Dan's Review: "The Man From U.N.C.L.E." has style appeal
Aug 14, 2015 09:58AM ● Published by Dan Metcalf
Henry Cavill and Armie Hammer in The Man from U.N.C.L.E. - © 2013 Warner Bros.
The Man From U.N.C.L.E. (Warner Bros.)
Rated PG-13 for action violence, some suggestive content, and partial nudity.
Starring Henry Cavill, Armie Hammer, Alicia Vikander, Elizabeth Debicki, Luca Calvani, Sylvester Groth, Hugh Grant, Jared Harris, Christian Berkel, Misha Kuznetsov, Guy Williams.
Written by Lionel Wigram, Guy Ritchie, Jeff Kleeman and David Campbell Wilson, based on The Man from U.N.C.L.E. TV series created by Sam Rolfe.
Directed by Guy Ritchie.
Since most movie studios a) don’t like to take risks and b) have few original ideas, the chic thing to do is mine the vast wasteland of old TV shows in hopes of building a successful franchise (since endless sequels mitigate risk as well). Such is the case for Mission: Impossible, Star Trek, etc., all of which became huge cinematic boons. One problem I’ve noted with this practice is the idea that you can take a short-lived (or perhaps awful) TV show and somehow make it blossom into a successful movie. The failures of such attempts are legion (My Favorite Martian, Car 54, Where Are You?, Beverly Hillbillies, Lone Ranger, etc., etc., etc…). Many times, a movie is released and most of the younger audiences probably don’t know it was based on a TV show. These situations present a daunting task for movie studios, since they have to stick to some sort of blueprint from the original show, while appealing to younger audiences. Such is the case for The Man From U.N.C.L.E., opening in theaters this weekend.
The story follows Napoleon Solo (Henry Cavill), a former U.S. military officer who took up a life of crime in Europe following WWII. After being captured by the U.S. Government, he is forced to work for the C.I.A. KGB agent Illya Kuryakin (Armie Hammer) is keeping an eye on Solo as he tracks down Gabi (Alicia Vikander), the daughter of a former Nazi nuclear scientist in 1960s East Germany. To their surprise, both agent learn their governments are forcing the two rival spies to team up and use Gabi to locate her father before he’s forced to enrich uranium by a pair of evil Italians (Elizabeth Debicki and Luca Calvini). Their adventures take them to Italy, where they must overcome their differences to stop the end of the world.

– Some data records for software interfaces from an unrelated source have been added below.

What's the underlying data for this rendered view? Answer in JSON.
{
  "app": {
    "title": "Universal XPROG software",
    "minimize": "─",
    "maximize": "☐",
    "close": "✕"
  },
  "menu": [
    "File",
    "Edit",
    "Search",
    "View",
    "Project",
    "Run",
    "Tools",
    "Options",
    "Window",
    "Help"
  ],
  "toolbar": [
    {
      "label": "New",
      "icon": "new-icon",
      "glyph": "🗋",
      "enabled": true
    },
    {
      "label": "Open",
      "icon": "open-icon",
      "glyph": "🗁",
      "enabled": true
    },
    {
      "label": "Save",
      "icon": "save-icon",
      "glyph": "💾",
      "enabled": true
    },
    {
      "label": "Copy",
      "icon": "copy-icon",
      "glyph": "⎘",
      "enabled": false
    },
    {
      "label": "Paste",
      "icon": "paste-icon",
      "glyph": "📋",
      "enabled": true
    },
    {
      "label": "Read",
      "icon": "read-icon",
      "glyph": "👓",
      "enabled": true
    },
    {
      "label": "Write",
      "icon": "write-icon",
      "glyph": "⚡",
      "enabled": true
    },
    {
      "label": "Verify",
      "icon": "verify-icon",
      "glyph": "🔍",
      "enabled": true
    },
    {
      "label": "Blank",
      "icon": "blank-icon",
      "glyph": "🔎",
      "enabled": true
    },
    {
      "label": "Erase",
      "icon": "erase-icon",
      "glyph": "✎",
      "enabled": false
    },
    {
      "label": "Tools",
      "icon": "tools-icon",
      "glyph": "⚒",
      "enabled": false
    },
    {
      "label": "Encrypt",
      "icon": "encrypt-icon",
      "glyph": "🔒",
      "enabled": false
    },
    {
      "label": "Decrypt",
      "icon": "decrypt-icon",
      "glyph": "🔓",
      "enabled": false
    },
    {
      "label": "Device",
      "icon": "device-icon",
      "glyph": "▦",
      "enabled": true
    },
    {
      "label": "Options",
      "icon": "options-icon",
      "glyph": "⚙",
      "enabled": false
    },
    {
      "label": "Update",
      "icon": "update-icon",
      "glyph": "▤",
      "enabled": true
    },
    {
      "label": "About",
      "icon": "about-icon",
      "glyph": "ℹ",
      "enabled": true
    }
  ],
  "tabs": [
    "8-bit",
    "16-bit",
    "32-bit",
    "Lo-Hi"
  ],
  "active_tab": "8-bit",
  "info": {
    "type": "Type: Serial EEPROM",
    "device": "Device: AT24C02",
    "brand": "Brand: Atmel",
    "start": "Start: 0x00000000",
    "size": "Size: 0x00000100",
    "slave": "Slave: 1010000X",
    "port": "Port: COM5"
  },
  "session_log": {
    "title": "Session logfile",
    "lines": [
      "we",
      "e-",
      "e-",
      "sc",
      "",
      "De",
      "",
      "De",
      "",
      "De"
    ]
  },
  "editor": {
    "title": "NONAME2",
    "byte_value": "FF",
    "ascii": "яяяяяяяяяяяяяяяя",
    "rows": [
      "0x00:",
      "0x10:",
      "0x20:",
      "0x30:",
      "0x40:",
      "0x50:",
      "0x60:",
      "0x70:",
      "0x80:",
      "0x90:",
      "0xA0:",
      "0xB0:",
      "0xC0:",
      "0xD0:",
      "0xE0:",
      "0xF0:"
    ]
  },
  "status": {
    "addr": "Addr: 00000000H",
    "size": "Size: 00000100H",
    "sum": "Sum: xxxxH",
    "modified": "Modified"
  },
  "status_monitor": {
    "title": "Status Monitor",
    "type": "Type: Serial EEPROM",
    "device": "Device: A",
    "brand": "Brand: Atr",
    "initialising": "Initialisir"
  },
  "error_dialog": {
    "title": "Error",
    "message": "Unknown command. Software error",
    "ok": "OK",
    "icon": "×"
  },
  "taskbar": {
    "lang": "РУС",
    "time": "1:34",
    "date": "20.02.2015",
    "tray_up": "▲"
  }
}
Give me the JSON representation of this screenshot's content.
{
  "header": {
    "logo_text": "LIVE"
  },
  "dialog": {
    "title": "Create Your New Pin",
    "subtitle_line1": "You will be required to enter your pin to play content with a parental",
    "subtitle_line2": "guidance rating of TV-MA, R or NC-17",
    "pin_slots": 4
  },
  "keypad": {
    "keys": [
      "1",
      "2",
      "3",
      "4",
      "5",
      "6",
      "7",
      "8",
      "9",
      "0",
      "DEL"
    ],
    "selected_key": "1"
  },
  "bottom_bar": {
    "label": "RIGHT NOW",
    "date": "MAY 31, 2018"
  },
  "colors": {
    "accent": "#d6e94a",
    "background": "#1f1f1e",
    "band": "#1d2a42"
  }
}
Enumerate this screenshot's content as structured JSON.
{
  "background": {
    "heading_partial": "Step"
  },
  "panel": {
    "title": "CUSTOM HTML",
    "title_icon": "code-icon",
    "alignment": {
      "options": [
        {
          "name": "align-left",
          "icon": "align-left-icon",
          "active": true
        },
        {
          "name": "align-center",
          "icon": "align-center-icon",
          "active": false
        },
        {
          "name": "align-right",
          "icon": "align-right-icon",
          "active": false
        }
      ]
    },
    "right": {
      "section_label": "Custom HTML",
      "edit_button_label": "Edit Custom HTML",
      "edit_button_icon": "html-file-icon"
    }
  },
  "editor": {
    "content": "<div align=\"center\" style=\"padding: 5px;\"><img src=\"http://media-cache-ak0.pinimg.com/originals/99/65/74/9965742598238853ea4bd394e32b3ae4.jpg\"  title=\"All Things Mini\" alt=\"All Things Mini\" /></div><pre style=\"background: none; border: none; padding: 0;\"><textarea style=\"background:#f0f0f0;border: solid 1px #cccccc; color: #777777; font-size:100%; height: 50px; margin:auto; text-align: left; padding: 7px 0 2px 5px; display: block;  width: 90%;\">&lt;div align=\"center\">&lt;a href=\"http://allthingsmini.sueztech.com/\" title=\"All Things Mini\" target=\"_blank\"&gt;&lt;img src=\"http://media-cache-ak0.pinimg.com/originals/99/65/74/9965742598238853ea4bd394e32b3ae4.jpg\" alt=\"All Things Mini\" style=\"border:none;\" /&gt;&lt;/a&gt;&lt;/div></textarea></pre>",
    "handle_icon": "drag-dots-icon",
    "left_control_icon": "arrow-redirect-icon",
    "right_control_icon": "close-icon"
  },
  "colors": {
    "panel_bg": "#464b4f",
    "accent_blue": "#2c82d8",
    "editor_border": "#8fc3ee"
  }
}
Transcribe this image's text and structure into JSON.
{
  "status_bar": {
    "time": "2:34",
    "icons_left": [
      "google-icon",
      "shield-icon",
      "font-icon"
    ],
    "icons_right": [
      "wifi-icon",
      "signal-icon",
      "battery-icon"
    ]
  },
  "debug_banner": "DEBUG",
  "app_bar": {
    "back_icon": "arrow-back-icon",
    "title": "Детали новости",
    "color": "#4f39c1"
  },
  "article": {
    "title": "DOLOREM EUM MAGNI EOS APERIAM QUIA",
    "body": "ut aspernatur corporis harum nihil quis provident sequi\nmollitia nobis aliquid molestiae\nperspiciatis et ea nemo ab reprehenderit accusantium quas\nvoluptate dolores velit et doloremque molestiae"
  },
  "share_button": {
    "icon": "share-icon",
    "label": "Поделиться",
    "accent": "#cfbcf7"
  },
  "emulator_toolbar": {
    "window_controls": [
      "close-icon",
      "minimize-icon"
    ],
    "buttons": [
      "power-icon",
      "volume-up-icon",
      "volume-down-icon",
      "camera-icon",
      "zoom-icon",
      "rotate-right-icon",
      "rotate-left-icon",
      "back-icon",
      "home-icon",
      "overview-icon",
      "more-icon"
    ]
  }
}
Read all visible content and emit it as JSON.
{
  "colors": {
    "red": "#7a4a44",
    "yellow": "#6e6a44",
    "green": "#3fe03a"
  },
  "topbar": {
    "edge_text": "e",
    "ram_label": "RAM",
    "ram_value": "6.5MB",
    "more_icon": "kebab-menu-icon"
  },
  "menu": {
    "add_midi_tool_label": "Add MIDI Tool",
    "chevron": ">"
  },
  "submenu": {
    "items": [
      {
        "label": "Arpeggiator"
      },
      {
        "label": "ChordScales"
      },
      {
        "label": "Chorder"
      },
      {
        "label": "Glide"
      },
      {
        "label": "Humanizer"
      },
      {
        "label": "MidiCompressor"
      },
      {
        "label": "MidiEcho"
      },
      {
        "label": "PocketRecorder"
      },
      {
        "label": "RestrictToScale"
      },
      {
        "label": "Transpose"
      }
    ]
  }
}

The Man From U.N.C.L.E. is an enjoyable spy thriller, mostly due to the talents of director Guy Ritchie, who favors style much more than substance. Style is the main attraction of the movie, filled with uber-attractive people wearing the best clothes of the 1960s. Ritchie uses 1960s film styles as well, with split screens and action set to period music. It’s almost like those Dos Equiis beer commercials, with our heroes constantly appearing to be the most interesting people in the world.
Such style carries The Man From U.N.C.L.E. when the story and script fall short. Another saving grace is the chemistry between Cavill, Hammer and Vikander, all of whom deliver adequate performances. The Man From U.N.C.L.E. is a real international affair with an Englishman (Cavill) playing an American, an American (Hammer) playing a Russian and a Swede (Vikander) playing a German.
Indeed, The Man From U.N.C.L.E. might be one of those movie franchises that eclipses its TV origins, but it remains to be seen if the film will capture the heart of a young generation that’s only read about the Cold War in history books.
The Man From U.N.C.L.E Trailer